ACT is about values-guided, and mindful, action where we can accept our internal experiences and avoidance, put our problematic and troublesome thoughts into context, explore the goals and values we have, and commit to move forward in the direction of our life values. Essentially, ACT aims to create a full, meaningful, and rich life while being able to accept the inevitable pain that often goes along with it.

When working with career clients who are doubting their abilities or have unrealistic expectations, ACT might be helpful to encourage them to focus on, and act in line with, their values (the things that give them their sense of meaning and purpose, the things they want to stand for). ACT assumes that when we act in line with our values we have a sense of wellbeing – whereas when we act against our values we experience more suffering.  So, when the negative self-talk comes in and the client starts “buying into it” and believing all the words their mind is telling them, remind them to acknowledge them, and then just accept and notice the thoughts and/or feelings they are having – rather than automatically believing them as if they were true. It might help to remind them that we cannot control our thoughts, but we can control how we respond to them.

So, let’s now take a moment and look a little deeper into this.

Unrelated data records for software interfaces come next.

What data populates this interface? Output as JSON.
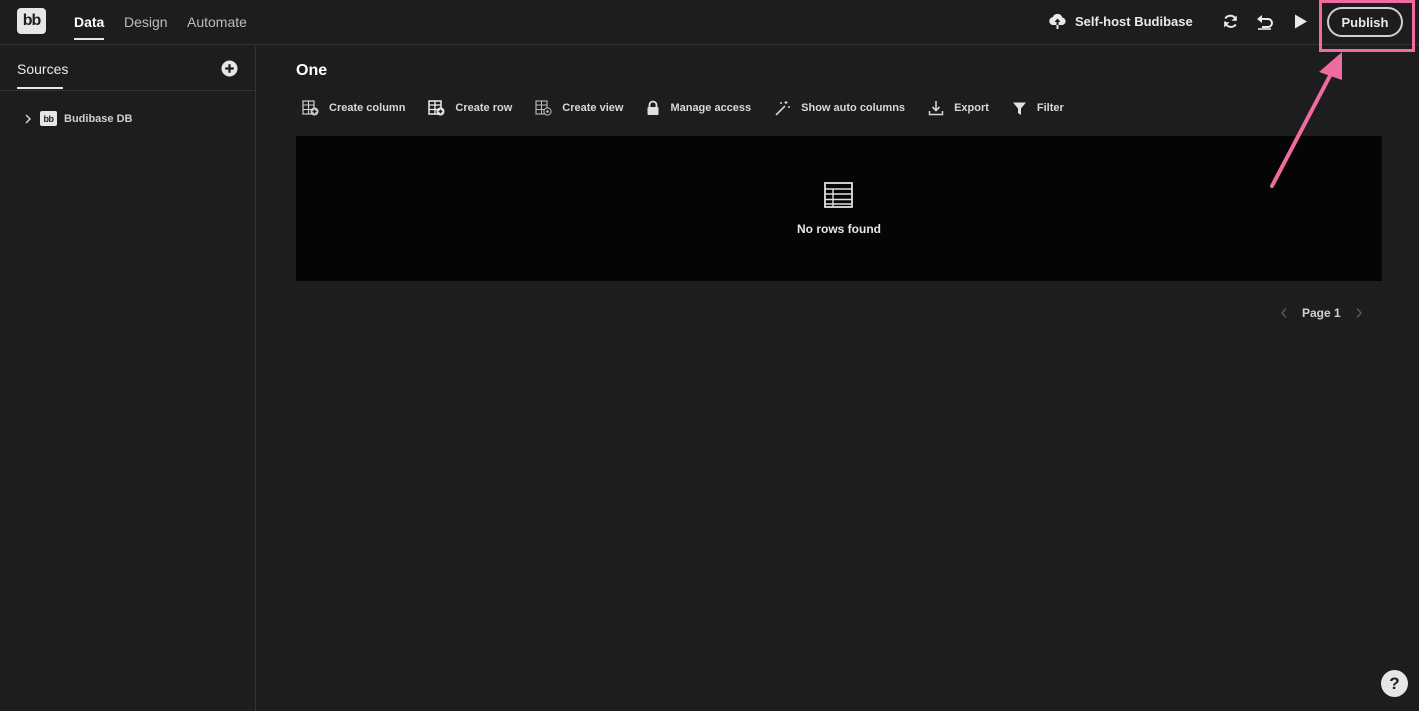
{
  "header": {
    "logo_text": "bb",
    "tabs": [
      {
        "label": "Data",
        "active": true
      },
      {
        "label": "Design",
        "active": false
      },
      {
        "label": "Automate",
        "active": false
      }
    ],
    "self_host_label": "Self-host Budibase",
    "publish_label": "Publish"
  },
  "sidebar": {
    "title": "Sources",
    "items": [
      {
        "label": "Budibase DB",
        "logo_text": "bb"
      }
    ]
  },
  "main": {
    "title": "One",
    "toolbar": [
      {
        "label": "Create column",
        "icon": "table-add-icon"
      },
      {
        "label": "Create row",
        "icon": "table-row-add-icon"
      },
      {
        "label": "Create view",
        "icon": "table-view-icon"
      },
      {
        "label": "Manage access",
        "icon": "lock-icon"
      },
      {
        "label": "Show auto columns",
        "icon": "magic-wand-icon"
      },
      {
        "label": "Export",
        "icon": "download-icon"
      },
      {
        "label": "Filter",
        "icon": "filter-icon"
      }
    ],
    "empty_text": "No rows found",
    "pagination": {
      "label": "Page 1"
    }
  },
  "help": {
    "label": "?"
  },
  "annotation": {
    "color": "#f06ba0"
  }
}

Think back to prehistoric times when our predecessors were out hunting and gathering. If they heard a sound, or saw a shadow, their minds likely would have perceived it as a threat – i.e. a predator coming to eat them (unless they were being mindful). They had to act pretty quickly, and basically would have had two options - stay and “fight” for survival, or take off in “flight” for survival (known as the “fight-flight response”). Based on this scenario they would have automatically assumed the “worst-case scenario” and acted on this - regardless of whether their perception of the threat was correct or not – i.e. the predator is there to eat them.

Our minds are like story-telling machines constantly telling us stories, but not all of these are true and if we are not mindful we will get “hooked” right into these stories. Before we know it, the thoughts are controlling our behaviour. They are also like problem-solving machines imagining every trigger (or threat, or problem) is something to believe and get attached (or “fused” or “hooked”) to.  If this thought is unhelpful or unrealistic and we act on it, chances are the response will be unhelpful or distressing in some way.

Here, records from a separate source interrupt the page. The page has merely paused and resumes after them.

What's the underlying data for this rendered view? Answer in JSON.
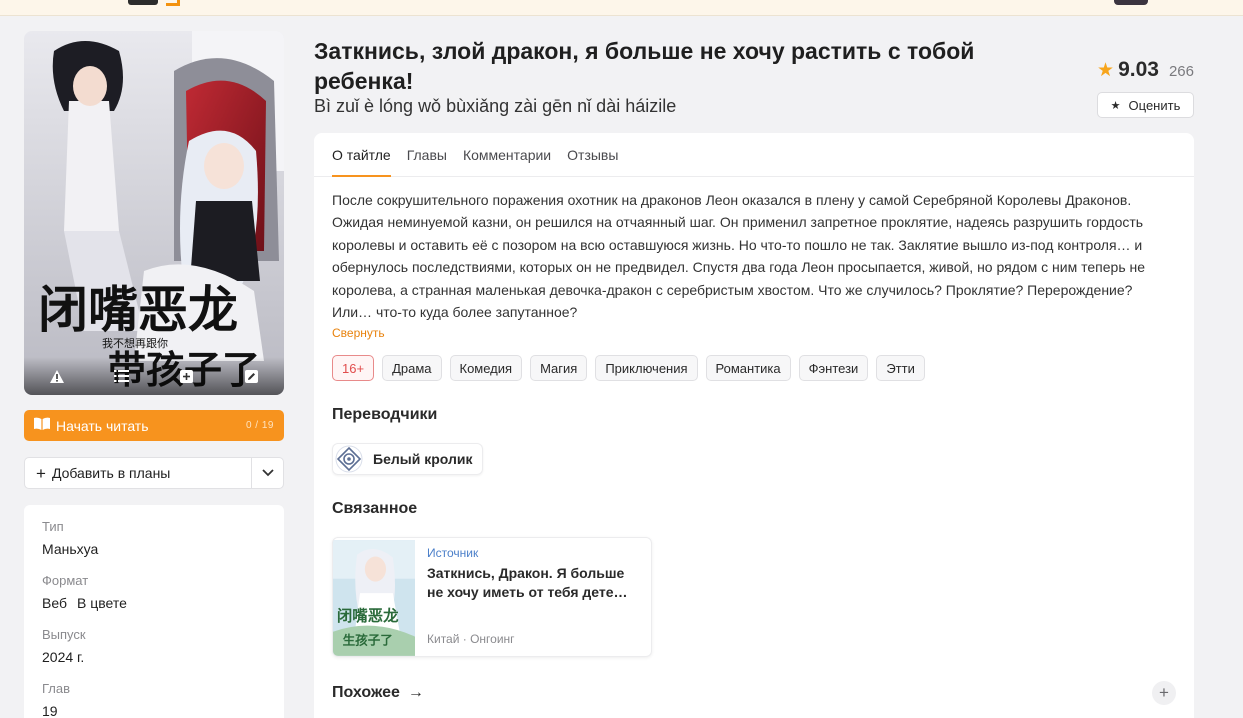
{
  "manga": {
    "title": "Заткнись, злой дракон, я больше не хочу растить с тобой ребенка!",
    "alt_title": "Bì zuǐ è lóng wǒ bùxiǎng zài gēn nǐ dài háizile",
    "rating": "9.03",
    "votes": "266",
    "rate_label": "Оценить",
    "cover_text": "闭嘴恶龙 我不想再跟你 带孩子了"
  },
  "actions": {
    "read_label": "Начать читать",
    "read_progress": "0 / 19",
    "plans_label": "Добавить в планы"
  },
  "info": [
    {
      "key": "Тип",
      "value": "Маньхуа"
    },
    {
      "key": "Формат",
      "value": "Веб",
      "value2": "В цвете"
    },
    {
      "key": "Выпуск",
      "value": "2024 г."
    },
    {
      "key": "Глав",
      "value": "19"
    }
  ],
  "tabs": [
    {
      "label": "О тайтле"
    },
    {
      "label": "Главы"
    },
    {
      "label": "Комментарии"
    },
    {
      "label": "Отзывы"
    }
  ],
  "description": "После сокрушительного поражения охотник на драконов Леон оказался в плену у самой Серебряной Королевы Драконов. Ожидая неминуемой казни, он решился на отчаянный шаг. Он применил запретное проклятие, надеясь разрушить гордость королевы и оставить её с позором на всю оставшуюся жизнь. Но что-то пошло не так. Заклятие вышло из-под контроля… и обернулось последствиями, которых он не предвидел. Спустя два года Леон просыпается, живой, но рядом с ним теперь не королева, а странная маленькая девочка-дракон с серебристым хвостом. Что же случилось? Проклятие? Перерождение? Или… что-то куда более запутанное?",
  "collapse_label": "Свернуть",
  "tags": [
    "16+",
    "Драма",
    "Комедия",
    "Магия",
    "Приключения",
    "Романтика",
    "Фэнтези",
    "Этти"
  ],
  "sections": {
    "translators": "Переводчики",
    "related": "Связанное",
    "similar": "Похожее"
  },
  "translator": {
    "name": "Белый кролик"
  },
  "related_item": {
    "kind": "Источник",
    "title": "Заткнись, Дракон. Я больше не хочу иметь от тебя дете…",
    "subtitle": "Китай · Онгоинг"
  },
  "colors": {
    "accent": "#f7931e",
    "link": "#4b7fc9",
    "age_tag": "#e14d4d"
  },
  "icons": [
    "warning-icon",
    "list-icon",
    "plus-square-icon",
    "edit-icon",
    "book-open-icon",
    "plus-icon",
    "chevron-down-icon",
    "star-icon",
    "arrow-right-icon"
  ]
}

Practicing mindfulness regularly can be a helpful way to start getting used to noticing the thoughts and experiences we have in the moment, and can assist us to stop and reflect on what is happening. When we do this and commit to act in a manner that is consistent with our values it gives us a better chance of feeling more comfortable with the outcome and consequences.

It can also be beneficial to remind clients that just because they are thinking something about themselves (be-it good, bad, or indifferent), it does not mean it is real and factual. Regardless, it is their actions that will have the consequences, not the thoughts or feelings per se. That is – the thoughts and/or feelings are not necessarily the problem, it is their actions that will have the consequences. It can also be a timely reminder for clients that our minds are very powerful and believe what they perceive – not to mention that our thoughts are like boomerangs and keep coming back!

For example, say you have a client who is terrified of interviews, reminding them to “just notice” the thoughts, accept their thoughts, and then choose a desired action in line with their values is more likely to elicit a more helpful and appropriate response rather than them acting on autopilot, believing their negative self-talk, and then acting as if that were true – resulting in unhelpful consequences and suffering.

Practicing mindfulness and using strategies from ACT could help your clients gain confidence and address their negative beliefs more appropriately.